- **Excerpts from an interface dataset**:
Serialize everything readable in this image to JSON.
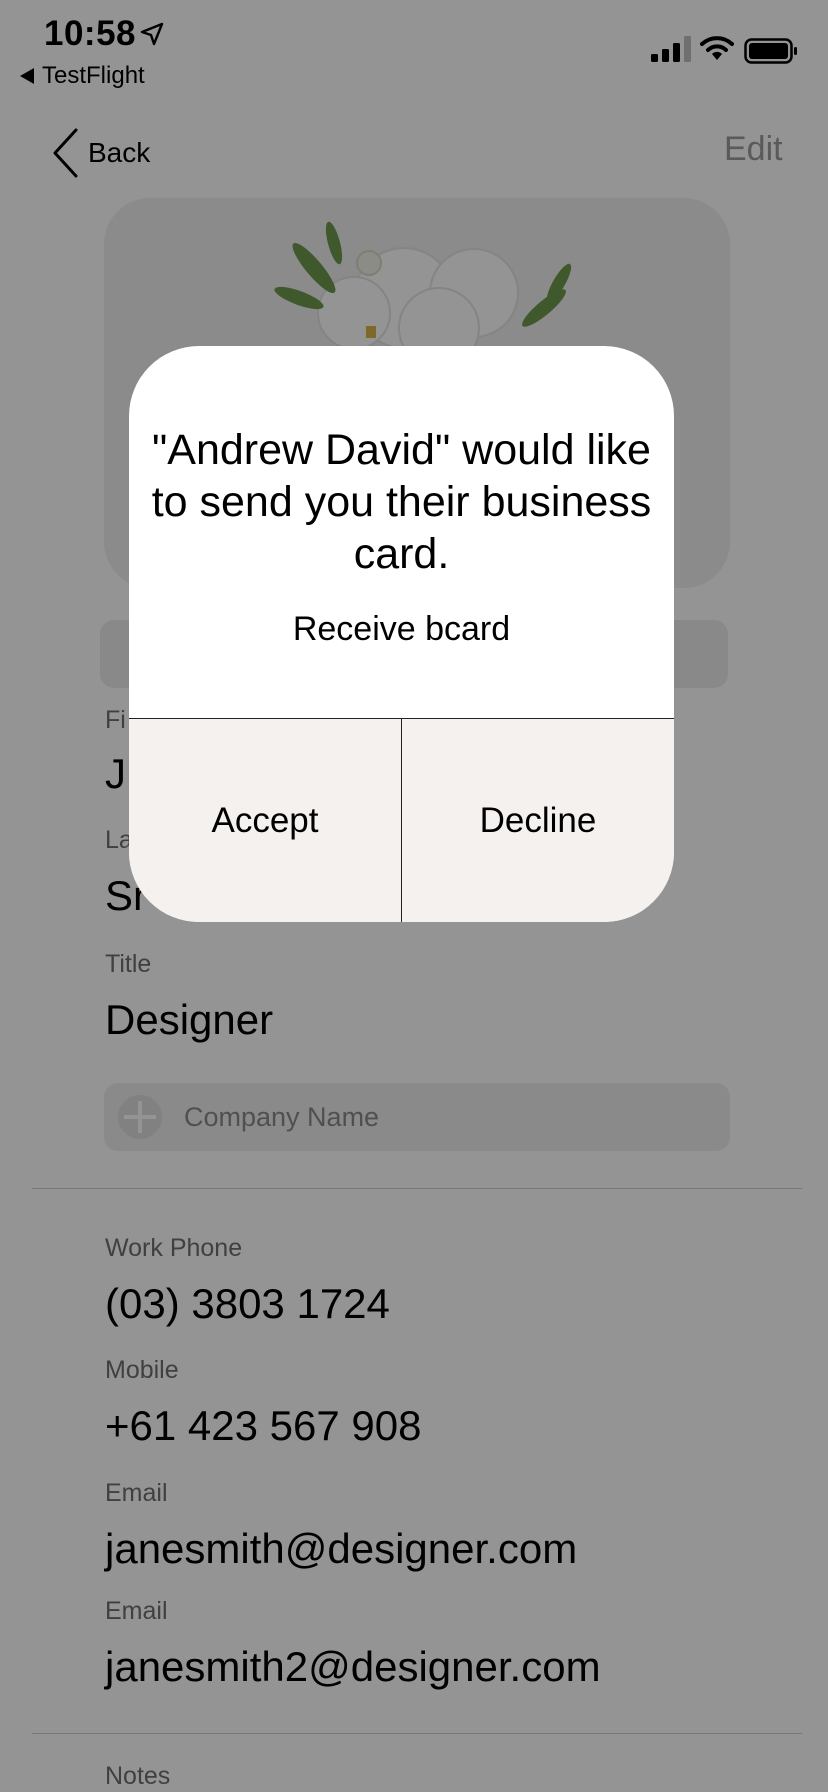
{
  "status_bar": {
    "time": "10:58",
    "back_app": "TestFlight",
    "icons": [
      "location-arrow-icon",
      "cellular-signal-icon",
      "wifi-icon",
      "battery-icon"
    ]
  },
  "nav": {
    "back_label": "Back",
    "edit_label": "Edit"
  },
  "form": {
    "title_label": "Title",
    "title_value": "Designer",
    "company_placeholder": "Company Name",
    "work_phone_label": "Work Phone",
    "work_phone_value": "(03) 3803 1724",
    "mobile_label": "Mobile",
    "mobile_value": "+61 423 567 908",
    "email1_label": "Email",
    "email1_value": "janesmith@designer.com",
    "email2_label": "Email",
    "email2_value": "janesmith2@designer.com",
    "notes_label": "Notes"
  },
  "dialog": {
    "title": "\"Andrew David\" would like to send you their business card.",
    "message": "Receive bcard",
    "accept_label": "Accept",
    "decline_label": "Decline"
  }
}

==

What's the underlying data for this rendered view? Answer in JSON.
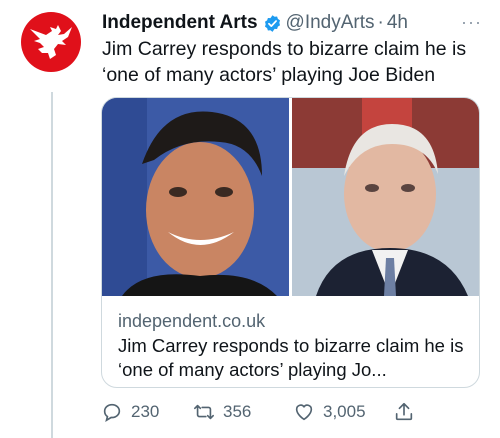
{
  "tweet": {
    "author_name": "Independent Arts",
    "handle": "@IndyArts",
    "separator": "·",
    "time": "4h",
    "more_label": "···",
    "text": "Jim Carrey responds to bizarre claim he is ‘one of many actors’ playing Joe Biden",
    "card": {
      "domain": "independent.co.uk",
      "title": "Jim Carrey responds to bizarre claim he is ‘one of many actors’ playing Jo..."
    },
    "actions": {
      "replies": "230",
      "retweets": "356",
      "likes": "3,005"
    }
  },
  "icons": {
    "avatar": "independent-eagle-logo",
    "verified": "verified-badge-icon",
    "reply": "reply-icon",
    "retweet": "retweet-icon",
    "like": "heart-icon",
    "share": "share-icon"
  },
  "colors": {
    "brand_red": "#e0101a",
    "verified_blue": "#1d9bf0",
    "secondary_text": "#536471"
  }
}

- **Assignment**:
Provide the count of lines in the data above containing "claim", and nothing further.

- **Your solution**:
2